Diane Wiltshire from Birmingham Open Media shares her experience in the vibrant area of Old Town (Kota Tua) Jakarta and how it feels like to bring Sentiment project for the first time in Indonesia.
On the 19th and 20th of November I had the great pleasure of showing my project Sentiment at the Digital Design Weekend in Jakarta, Indonesia. It was my first visit to Indonesia and the experience was more wonderful than I could have hoped. I am a fellow at BOM, Birmingham Open Media and was invited to show my work as well as helping with some R&D. To further inform future collaborative projects in Indonesia within the intersection of art, technology and science. I set off for Indonesia on the rush hour train from Birmingham City Centre to the airport on a cold evening. I wanted to give myself plenty of time as I was traveling with an electronic vest and wasn’t sure how understanding airport security would be. I need not have worried, even with the Director of BOM and the Head of Programming shouting Di through the hoards of people and it’s ok we are from BOM, the security staff were very accommodating and curious about the project.
It is a very long way to Jakarta, and when we arrived it was night again. A wall of humid air thick with the smell of cloves cigarettes greeted us, as well as a very lovely lady from the British Council. On our first day we met with Hivos people unlimited. An organisation which I found very inspiring. We learnt a little more about Indonesia, and the work that Hivos does. We met with people leading ‘Voices’ a social inclusion programme. I would very much like to learn from these ladies as I could see parallels with my inspiration for Sentiment. I wanted our voices to be heard. It is humbling as an artist to sit at a table with people whom are striving for transparency and accountability as well as women’s empowerment through an organisation such as Hivos.
Our second day started early as we had to travel to the old part of Jakarta for the Digital Design Weekend, part of the UK/ID festival. The traffic in Jakarta is like nothing I have seen before, I will never again complain about the traffic in Birmingham, well not for a few months anyway. The old part of town is very different, from the monumental buildings found in the rest of the city.

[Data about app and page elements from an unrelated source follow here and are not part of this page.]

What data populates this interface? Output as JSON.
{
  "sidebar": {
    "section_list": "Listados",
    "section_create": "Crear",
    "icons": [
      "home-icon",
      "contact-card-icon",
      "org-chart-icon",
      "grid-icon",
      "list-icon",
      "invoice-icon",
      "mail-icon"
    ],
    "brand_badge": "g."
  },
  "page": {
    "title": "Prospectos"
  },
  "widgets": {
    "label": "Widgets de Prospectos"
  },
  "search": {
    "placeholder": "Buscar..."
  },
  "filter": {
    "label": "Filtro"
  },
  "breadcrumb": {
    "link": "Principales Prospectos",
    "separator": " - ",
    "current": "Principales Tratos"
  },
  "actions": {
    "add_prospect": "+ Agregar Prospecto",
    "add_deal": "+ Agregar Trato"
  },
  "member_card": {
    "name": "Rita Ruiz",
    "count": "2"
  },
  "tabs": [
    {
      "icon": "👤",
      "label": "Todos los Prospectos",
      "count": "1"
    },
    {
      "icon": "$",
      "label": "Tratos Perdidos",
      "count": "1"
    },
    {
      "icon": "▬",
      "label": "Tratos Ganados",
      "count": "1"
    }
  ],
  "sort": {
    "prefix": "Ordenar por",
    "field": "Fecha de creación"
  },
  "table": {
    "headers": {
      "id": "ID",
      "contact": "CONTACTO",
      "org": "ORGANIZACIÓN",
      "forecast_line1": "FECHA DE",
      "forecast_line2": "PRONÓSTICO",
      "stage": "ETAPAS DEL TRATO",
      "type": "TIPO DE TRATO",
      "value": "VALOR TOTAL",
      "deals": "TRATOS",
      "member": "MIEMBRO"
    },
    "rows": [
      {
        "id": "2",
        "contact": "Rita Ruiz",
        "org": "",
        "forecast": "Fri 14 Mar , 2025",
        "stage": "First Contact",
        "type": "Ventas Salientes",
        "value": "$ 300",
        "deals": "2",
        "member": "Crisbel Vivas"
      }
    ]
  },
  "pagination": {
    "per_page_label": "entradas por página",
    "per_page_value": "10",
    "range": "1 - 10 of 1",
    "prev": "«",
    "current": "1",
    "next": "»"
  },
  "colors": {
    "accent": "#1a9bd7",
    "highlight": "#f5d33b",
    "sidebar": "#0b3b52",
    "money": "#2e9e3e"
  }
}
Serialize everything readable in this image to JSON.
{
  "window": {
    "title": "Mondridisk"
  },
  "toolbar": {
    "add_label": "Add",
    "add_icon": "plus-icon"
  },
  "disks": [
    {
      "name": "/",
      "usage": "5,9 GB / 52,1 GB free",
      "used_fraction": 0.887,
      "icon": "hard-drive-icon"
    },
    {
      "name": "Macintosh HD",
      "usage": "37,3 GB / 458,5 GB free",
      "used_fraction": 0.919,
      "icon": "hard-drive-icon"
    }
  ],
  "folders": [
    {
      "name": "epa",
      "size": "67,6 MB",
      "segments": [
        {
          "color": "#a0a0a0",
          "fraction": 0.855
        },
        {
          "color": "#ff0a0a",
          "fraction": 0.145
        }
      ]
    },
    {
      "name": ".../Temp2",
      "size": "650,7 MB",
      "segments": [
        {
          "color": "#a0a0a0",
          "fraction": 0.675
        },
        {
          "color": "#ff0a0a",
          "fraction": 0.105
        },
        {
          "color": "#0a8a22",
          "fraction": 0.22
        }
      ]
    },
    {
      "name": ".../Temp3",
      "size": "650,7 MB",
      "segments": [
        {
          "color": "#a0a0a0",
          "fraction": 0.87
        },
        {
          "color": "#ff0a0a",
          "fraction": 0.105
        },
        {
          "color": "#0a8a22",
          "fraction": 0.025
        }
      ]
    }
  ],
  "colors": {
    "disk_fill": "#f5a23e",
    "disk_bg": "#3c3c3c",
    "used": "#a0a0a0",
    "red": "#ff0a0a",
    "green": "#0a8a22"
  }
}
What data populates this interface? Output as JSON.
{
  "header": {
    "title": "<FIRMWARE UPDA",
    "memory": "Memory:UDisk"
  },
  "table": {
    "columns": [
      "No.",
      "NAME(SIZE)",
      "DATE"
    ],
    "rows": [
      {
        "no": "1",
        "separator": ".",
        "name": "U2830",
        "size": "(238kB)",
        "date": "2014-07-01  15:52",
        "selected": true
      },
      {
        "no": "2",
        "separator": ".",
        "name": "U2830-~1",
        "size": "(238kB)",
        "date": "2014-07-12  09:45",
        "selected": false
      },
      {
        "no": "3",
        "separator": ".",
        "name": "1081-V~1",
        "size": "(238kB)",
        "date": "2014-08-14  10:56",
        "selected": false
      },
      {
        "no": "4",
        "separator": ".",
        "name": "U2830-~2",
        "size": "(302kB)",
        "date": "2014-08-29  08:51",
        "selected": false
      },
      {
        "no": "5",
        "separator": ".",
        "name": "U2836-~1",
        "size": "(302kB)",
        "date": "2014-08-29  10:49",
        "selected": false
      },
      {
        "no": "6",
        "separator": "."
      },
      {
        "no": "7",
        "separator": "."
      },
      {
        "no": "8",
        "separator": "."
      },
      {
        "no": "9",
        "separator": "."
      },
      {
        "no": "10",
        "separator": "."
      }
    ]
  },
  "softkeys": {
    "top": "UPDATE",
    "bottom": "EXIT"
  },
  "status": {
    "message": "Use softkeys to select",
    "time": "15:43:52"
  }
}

There are brightly coloured bicycles which you can ride round the square with complimentary wide brimmed hats in matching colours. I did look out for the brave whom navigate the roads of Jakarta on bicycle, but the square seems the most enjoyable place.
I really enjoyed the Digital Design weekend, for many reasons. The version of Sentiment I brought to Indonesia was very different to the installation I toured across the UK in 2015. The vest has been redesigned so that it was more inconspicuous in a busy environment and it can tell where the attention of the wearer is rather than the space itself monitoring this. The soundscape was originally delivered through multiple speakers in a dark room was now produced in virtual environment through sound cancelling headphones, with thanks to Paul Tennent from the Mixed Reality Lab at Nottingham University, where I am artist in residence. I was able to show this new version which is exciting as it is a different take on virtual reality. In the sense that it is replacing senses and augmenting others. Revealing the emotions of another person through sensation and conversations which took place in a different time on a different continent. I was also was thrilled to be able to interview voices from Asia which will be added to Sentiment now I am back in the UK. It was particularly wonderful to be part of the Digital Design weekend as there was so many other interesting works of art. Such as, In My Shoes: Dancing with Myself by Jane Gauntlett and Pesta Synthesiser by Andreas Siagian of Lifepatch.
Karen Newman the Director of BOM, wants to create meaningful collaboration projects between the UK and Indonesia artists and organisations. To initiate this it was important to do some research by asking Indonesia people, particularly women what is important to them. On bright yellow postcards, the colour of BOM, participants recorded their responses. It has been enlightening to read the responses, thanks to everyone who took part. I look forward to seeing exciting projects in the future.
More information on exploring Yogyakarta’s arts and technolgy scene.
Information on Horizon’s Sentiment Art project can be found here.